Cumulus Neuroscience commences clinicalstudies of digital biomarker platform indegenerative neurological diseases
- Cumulus’ integrated platform combines multiple digital Central NervousSystem (CNS) measurement tools with AI analytics
- The platform enables real-world, longitudinal assessments of diseaseprogression to accelerate CNS clinical trials
- CNS-101 and CNS-102 studies will assess the platform in early-stageAlzheimer’s Disease (AD) dementia, Amyotrophic Lateral Sclerosis (ALS) andFrontotemporal Dementia (FTD) patients
Brian Murphy, Cumulus Neuroscience’s Chief Scientific Officer, said: “Currentstandard measurement tools for dementia, such as clinician administered scales,only give a snapshot in an atypical environment and can suffer from day-to-dayvariation and other measurement errors. As such, they limit the precision and abilityto measure an effect in current CNS clinical trials. Previous field-testing withdementia patients has shown that Cumulus’ platform is suitable for at-home use,and so these studies are a great opportunity to assess its potential in providingmore precise, longitudinal measures of cognitive decline. Our technology is alreadybeing used in clinical trials of new treatments for Alzheimer’s, and these studies willprovide additional validation, of its sensitivity to change over time.”
Cumulus’ approach has been guided by nine of the world’s leading pharmacompanies and combines a varied set of CNS measurement domains – includingneurophysiology, speech, cognition, sleep and mood – within a single, consolidateddigital platform accessible via a hand-held tablet device and time-linked to afunctional EEG measure of brain activity. The platform combines thesemeasurements with advanced AI and data analytics techniques. This facilitatesrepeated at-home assessment to gather longitudinal data and more accuratelydiscern subtle trends in disease progression. This greater precision is designed toaccelerate clinical trial pathways and improve outcomes in the development of newmedicines for CNS disorders.
“Previous field-testing with dementia patients has shown thatCumulus’ platform is suitable for at-home use, and so thesestudies are a great opportunity to assess its potential inproviding more precise, longitudinal measures of cognitive decline.” Brian Murphy Ph.D. CSO, Cumulus Neuroscience
The UK multi-site CNS-101 study will assess the feasibility of using these repeateddigital measures at home in patients with early-stage AD dementia compared withhealthy controls. 120 participants will use the platform at home over the course ofone year, and data will be compared with standard assessments typically used inAD dementia clinical trials.

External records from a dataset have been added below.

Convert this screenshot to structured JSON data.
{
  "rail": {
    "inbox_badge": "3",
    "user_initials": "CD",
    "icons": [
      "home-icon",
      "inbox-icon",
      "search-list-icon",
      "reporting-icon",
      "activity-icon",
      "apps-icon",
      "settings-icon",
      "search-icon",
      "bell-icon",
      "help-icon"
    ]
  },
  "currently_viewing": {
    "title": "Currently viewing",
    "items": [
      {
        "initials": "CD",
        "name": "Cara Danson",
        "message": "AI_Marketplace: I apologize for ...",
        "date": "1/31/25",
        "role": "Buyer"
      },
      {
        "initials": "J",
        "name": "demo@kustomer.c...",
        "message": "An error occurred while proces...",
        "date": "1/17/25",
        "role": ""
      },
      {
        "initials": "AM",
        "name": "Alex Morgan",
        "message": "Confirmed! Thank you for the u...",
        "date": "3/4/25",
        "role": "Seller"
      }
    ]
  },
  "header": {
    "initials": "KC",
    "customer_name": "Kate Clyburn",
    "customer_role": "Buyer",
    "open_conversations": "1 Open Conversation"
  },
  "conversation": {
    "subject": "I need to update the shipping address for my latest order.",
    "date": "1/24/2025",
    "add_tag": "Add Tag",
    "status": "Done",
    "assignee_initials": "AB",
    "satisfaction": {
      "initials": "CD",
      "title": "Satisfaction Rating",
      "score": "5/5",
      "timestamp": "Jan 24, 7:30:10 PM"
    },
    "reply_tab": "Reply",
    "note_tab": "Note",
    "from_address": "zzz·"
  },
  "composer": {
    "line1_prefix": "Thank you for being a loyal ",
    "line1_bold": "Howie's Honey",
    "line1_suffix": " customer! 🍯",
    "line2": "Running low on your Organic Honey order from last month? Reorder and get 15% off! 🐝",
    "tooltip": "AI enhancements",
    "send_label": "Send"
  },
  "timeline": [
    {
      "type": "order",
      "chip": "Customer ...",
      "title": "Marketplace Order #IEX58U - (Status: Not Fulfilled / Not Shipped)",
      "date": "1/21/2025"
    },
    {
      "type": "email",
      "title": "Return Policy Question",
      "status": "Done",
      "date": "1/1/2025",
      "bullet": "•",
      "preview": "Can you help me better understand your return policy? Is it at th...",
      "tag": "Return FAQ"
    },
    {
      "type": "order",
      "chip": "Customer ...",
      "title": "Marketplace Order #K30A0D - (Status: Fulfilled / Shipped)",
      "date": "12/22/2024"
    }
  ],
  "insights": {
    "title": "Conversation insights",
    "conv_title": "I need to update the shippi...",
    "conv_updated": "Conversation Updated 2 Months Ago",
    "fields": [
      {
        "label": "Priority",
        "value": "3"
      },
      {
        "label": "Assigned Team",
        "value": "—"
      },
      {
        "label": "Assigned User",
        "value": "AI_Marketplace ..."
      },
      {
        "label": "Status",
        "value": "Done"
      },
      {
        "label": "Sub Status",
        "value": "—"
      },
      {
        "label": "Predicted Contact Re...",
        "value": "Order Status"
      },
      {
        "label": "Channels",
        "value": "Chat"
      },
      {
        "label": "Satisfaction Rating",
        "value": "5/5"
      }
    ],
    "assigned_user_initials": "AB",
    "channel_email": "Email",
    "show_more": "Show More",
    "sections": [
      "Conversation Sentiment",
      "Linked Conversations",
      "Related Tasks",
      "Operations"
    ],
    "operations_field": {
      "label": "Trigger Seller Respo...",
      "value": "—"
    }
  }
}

The CNS-102 study, run in collaboration with Professor Orla Hardiman of TrinityCollege Dublin and Consultant Neurologist at Beaumont Hospital, will assess at-home use of the platform for a period of up to 37 weeks in individuals with ALS andFTD matched with healthy controls. The data obtained at-home will be comparedwith a standard measure typically used in clinical trials for tracking change in ALSand FTD, and with standardised neuropsychological measures of cognitive function.
Dr Kinan Muhammed, Chief Investigator of the CNS-101 study at the lead site atOxford University Hospital, said: “We’re pleased to be working with Cumulus toinvestigate ways to improve measurement in these devastating diseases. Theplatform is specifically designed to address several key parameters in theassessment of CNS disease progression. The frequent at-home approach tosampling data is intended to lower patient burden and could improve the sensitivityand success rate for future clinical trials in dementia”